━━━━━ DATA FOR REVIEW

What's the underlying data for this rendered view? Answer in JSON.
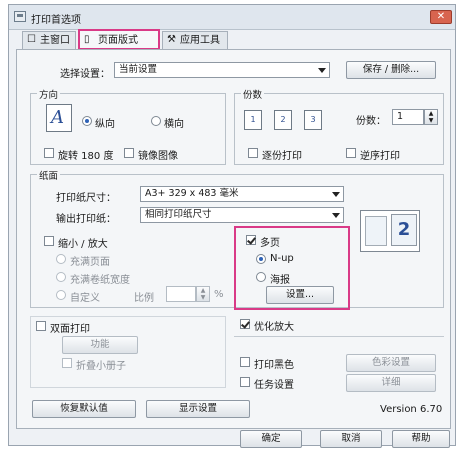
{
  "window": {
    "title": "打印首选项",
    "close_label": "✕"
  },
  "tabs": [
    {
      "label": "主窗口",
      "icon": "printer-icon"
    },
    {
      "label": "页面版式",
      "icon": "page-icon"
    },
    {
      "label": "应用工具",
      "icon": "tools-icon"
    }
  ],
  "settings": {
    "label": "选择设置：",
    "value": "当前设置",
    "save_delete": "保存 / 删除..."
  },
  "orientation": {
    "title": "方向",
    "portrait": "纵向",
    "landscape": "横向",
    "selected": "纵向",
    "rotate180": "旋转 180 度",
    "mirror": "镜像图像"
  },
  "copies": {
    "title": "份数",
    "label": "份数：",
    "value": "1",
    "collate": "逐份打印",
    "reverse": "逆序打印",
    "collate_icon_labels": [
      "1",
      "2",
      "3"
    ]
  },
  "paper": {
    "title": "纸面",
    "size_label": "打印纸尺寸：",
    "size_value": "A3+ 329 x 483 毫米",
    "output_label": "输出打印纸：",
    "output_value": "相同打印纸尺寸",
    "reduce_enlarge": "缩小 / 放大",
    "fit_page": "充满页面",
    "fit_roll": "充满卷纸宽度",
    "custom": "自定义",
    "scale_label": "比例",
    "percent": "%",
    "multipage": "多页",
    "nup": "N-up",
    "poster": "海报",
    "settings_btn": "设置...",
    "preview_number": "2"
  },
  "duplex": {
    "label": "双面打印",
    "function_btn": "功能",
    "booklet": "折叠小册子"
  },
  "options": {
    "optimize": "优化放大",
    "print_black": "打印黑色",
    "color_settings": "色彩设置",
    "job_settings": "任务设置",
    "details": "详细"
  },
  "footer": {
    "restore": "恢复默认值",
    "show_settings": "显示设置",
    "version": "Version 6.70",
    "ok": "确定",
    "cancel": "取消",
    "help": "帮助"
  },
  "colors": {
    "highlight": "#d93a87",
    "accent": "#2e62b6"
  }
}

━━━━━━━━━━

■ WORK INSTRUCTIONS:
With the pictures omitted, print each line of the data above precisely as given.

■ RESULT OF THE TASK:
What's the underlying data for this rendered view? Answer in JSON.
{
  "window": {
    "title": "打印首选项",
    "close_label": "✕"
  },
  "tabs": [
    {
      "label": "主窗口",
      "icon": "printer-icon"
    },
    {
      "label": "页面版式",
      "icon": "page-icon"
    },
    {
      "label": "应用工具",
      "icon": "tools-icon"
    }
  ],
  "settings": {
    "label": "选择设置：",
    "value": "当前设置",
    "save_delete": "保存 / 删除..."
  },
  "orientation": {
    "title": "方向",
    "portrait": "纵向",
    "landscape": "横向",
    "selected": "纵向",
    "rotate180": "旋转 180 度",
    "mirror": "镜像图像"
  },
  "copies": {
    "title": "份数",
    "label": "份数：",
    "value": "1",
    "collate": "逐份打印",
    "reverse": "逆序打印",
    "collate_icon_labels": [
      "1",
      "2",
      "3"
    ]
  },
  "paper": {
    "title": "纸面",
    "size_label": "打印纸尺寸：",
    "size_value": "A3+ 329 x 483 毫米",
    "output_label": "输出打印纸：",
    "output_value": "相同打印纸尺寸",
    "reduce_enlarge": "缩小 / 放大",
    "fit_page": "充满页面",
    "fit_roll": "充满卷纸宽度",
    "custom": "自定义",
    "scale_label": "比例",
    "percent": "%",
    "multipage": "多页",
    "nup": "N-up",
    "poster": "海报",
    "settings_btn": "设置...",
    "preview_number": "2"
  },
  "duplex": {
    "label": "双面打印",
    "function_btn": "功能",
    "booklet": "折叠小册子"
  },
  "options": {
    "optimize": "优化放大",
    "print_black": "打印黑色",
    "color_settings": "色彩设置",
    "job_settings": "任务设置",
    "details": "详细"
  },
  "footer": {
    "restore": "恢复默认值",
    "show_settings": "显示设置",
    "version": "Version 6.70",
    "ok": "确定",
    "cancel": "取消",
    "help": "帮助"
  },
  "colors": {
    "highlight": "#d93a87",
    "accent": "#2e62b6"
  }
}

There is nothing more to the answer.